The papyrus fragments which are now attributed to Seneca the Elder had been kept for some time among the Herculaneum Papyri in the National Library of Naples. The fragments of the papyrus have survived because the fire that engulfed them during the eruption prevented them from deteriorating. The text belongs to "Historiae ab initio bellorum civilium" by Lucio Anneo Seneca, a work also known as "Oratio in Senatu habita ante principem".

Lucius Annaeus, also known as the Orator, lived between 54 BC and 39 AD, was the father of the famous philosopher Seneca the Younger. Originally from Corduba (Spain), he lived his entire life in Rome until his death in 39 AD.

In the 1700s, 125 Latin papyri were recovered from the excavations of Herculaneum. The papyrus fragment PHerc 1067 was studied by the philologist Valeria Piano, who managed to identify the author of the text.

Preliminary studies had indicated that this was a work of a high standard for the elegance of its writing and form. The first hypothesis, soon after discarded, saw Lucio Manlio Torquato (a politician belonging to Gens Manlia) as the author of the papyrus.

The papyrus is made up of 16 fragments from the same 13-metre-long scroll, which deals with the historical and political subjects of the early years of the principates of Augustus and Tiberius (27 B.C. - 37 A.D.). It was to contain a political speech composed of Lucius Manlius Torquato and delivered in the Senate before the emperor (hence the initial error as to its authorship).

The meticulous study of the philologist was accompanied by the latest technology, in fact, thanks to the help of elaborate microscopes and multispectral images, it was possible to reconstruct the Roman text on computer.

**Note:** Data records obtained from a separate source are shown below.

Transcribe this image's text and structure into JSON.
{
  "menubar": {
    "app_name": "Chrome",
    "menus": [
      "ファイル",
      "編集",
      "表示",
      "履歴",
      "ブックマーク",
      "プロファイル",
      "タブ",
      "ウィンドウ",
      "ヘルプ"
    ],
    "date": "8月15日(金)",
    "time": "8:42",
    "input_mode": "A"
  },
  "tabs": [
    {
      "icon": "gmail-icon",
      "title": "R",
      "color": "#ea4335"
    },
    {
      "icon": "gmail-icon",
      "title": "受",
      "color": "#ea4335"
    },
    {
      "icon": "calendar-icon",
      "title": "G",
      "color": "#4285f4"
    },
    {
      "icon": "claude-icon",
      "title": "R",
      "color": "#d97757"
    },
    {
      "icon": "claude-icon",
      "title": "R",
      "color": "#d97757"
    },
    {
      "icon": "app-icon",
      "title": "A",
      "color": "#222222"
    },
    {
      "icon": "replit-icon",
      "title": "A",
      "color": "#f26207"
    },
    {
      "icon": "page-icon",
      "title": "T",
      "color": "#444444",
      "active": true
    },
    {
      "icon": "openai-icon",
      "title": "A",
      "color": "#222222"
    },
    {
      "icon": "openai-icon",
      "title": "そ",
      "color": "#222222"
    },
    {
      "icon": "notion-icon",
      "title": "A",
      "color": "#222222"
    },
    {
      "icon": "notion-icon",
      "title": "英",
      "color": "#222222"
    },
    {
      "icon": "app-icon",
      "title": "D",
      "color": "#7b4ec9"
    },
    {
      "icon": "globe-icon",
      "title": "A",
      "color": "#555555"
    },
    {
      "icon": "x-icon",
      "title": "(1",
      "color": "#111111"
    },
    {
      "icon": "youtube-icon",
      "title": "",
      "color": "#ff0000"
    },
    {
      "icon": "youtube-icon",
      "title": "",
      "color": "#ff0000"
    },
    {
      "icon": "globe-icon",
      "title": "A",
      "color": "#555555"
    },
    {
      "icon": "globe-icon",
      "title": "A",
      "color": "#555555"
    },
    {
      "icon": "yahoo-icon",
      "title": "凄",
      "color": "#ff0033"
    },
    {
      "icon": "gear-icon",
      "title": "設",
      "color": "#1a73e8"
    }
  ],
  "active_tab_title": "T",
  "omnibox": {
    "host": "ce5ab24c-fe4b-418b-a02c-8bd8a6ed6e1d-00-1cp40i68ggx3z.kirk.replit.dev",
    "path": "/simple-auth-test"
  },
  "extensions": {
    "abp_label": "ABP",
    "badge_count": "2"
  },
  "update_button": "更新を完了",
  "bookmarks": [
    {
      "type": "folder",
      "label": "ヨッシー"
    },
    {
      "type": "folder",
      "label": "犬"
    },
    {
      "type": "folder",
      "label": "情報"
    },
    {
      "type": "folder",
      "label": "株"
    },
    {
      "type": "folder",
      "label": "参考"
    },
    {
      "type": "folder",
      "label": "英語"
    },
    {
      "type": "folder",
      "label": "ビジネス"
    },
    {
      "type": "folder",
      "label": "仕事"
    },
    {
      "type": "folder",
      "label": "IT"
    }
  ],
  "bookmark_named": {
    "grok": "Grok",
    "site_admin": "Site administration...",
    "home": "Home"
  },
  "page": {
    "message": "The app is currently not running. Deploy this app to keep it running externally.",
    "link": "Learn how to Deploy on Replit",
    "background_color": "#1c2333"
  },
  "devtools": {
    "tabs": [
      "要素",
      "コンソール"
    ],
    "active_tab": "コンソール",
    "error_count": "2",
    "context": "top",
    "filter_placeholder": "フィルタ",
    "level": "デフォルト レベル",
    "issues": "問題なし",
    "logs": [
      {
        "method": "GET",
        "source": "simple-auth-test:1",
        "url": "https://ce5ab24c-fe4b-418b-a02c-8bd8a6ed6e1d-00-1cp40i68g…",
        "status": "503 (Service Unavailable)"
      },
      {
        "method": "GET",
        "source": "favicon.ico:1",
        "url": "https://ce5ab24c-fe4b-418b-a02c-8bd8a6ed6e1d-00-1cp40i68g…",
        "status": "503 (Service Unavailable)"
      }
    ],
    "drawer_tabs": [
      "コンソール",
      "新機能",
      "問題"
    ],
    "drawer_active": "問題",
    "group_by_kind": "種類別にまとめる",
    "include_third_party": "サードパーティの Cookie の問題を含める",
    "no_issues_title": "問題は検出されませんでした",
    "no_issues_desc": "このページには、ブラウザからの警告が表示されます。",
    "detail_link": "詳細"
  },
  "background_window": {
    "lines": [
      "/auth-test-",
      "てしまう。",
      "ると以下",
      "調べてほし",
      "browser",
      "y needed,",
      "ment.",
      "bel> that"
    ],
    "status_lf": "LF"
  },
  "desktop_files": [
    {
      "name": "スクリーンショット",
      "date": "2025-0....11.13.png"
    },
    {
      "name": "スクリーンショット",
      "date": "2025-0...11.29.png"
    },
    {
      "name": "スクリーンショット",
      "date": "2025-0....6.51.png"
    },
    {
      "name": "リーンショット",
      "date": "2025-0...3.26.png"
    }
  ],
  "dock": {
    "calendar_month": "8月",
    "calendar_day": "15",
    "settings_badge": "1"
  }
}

Papyrus PHerc 1067 bears witness to the only direct work by Seneca the Elder, eliminating the long held view that nothing was written by the father of the famous Latin philosopher.